A lumbar puncture is a procedure used to get a sample of spinal fluid from the area around your spine. It is also used to inject medicine or dye into the area. The term lumbar refers to the lower part of your back, between your tailbone and your ribs. A needle is put into your lower back between the bones of your spine to get the fluid sample or put in medicine or dye. This test is also called a spinal tap.
Spinal taps are safe. Most babies and young children do not like medical tests or needles and will cry during the test, but a spinal tap is no more painful than drawing blood.
This procedure is used to:

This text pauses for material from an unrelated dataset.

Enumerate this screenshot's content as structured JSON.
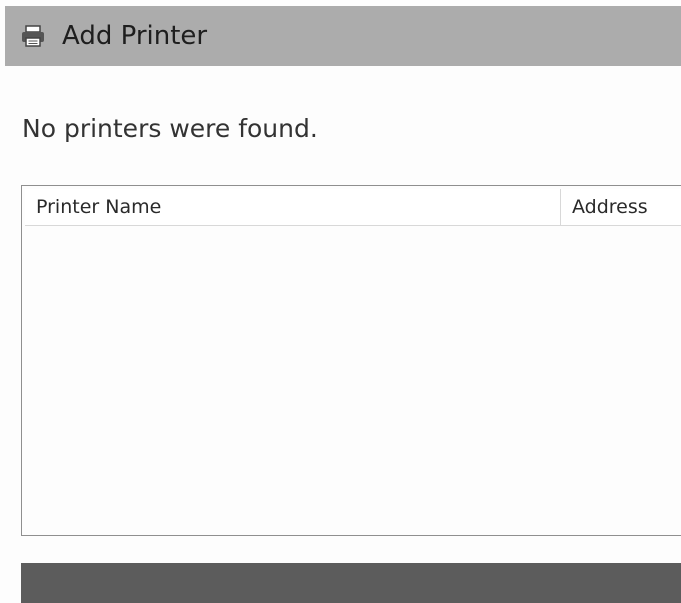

Often no preparation is needed unless your healthcare provider gives you special instructions.
A lumber puncture may be done in a clinic, surgery center, or hospital. It usually takes less than 20 minutes.
Before the procedure your child may be given medicine to help her relax, but she will usually be awake during the procedure. Then she will be given a local anesthetic with a small needle to numb the area. Sometimes, a numbing cream may also be used on the skin.
Older children may sit on the exam table and lean their head and shoulders forward onto a table or pillow. Babies and younger children will lie on one side with their knees bent and pulled up, with their chin touching their chest. Since your child must lie or sit very still, someone may need to hold her during the procedure. These positions allows the bones in your child's spine to spread far enough apart for the healthcare provider to insert a needle into the area where a sample of spinal fluid can be removed or medicine or dye can be injected.
Your child may need to lie flat for an hour or so after the test. If your child was given medicine to help her relax, she will be watched carefully until she is fully awake and alert. This may take up to a couple hours.
If your child was given dye, drinking a lot of fluids after the procedure helps her body get rid of the dye.
Ask your provider:
Make sure you know when your child should come back for a checkup. Keep all appointments for provider visits or tests.
Every procedure or treatment has risks. Some possible risks of this procedure include:
Ask your healthcare provider how the risks apply to your child. Be sure to discuss any other questions or concerns that you may have.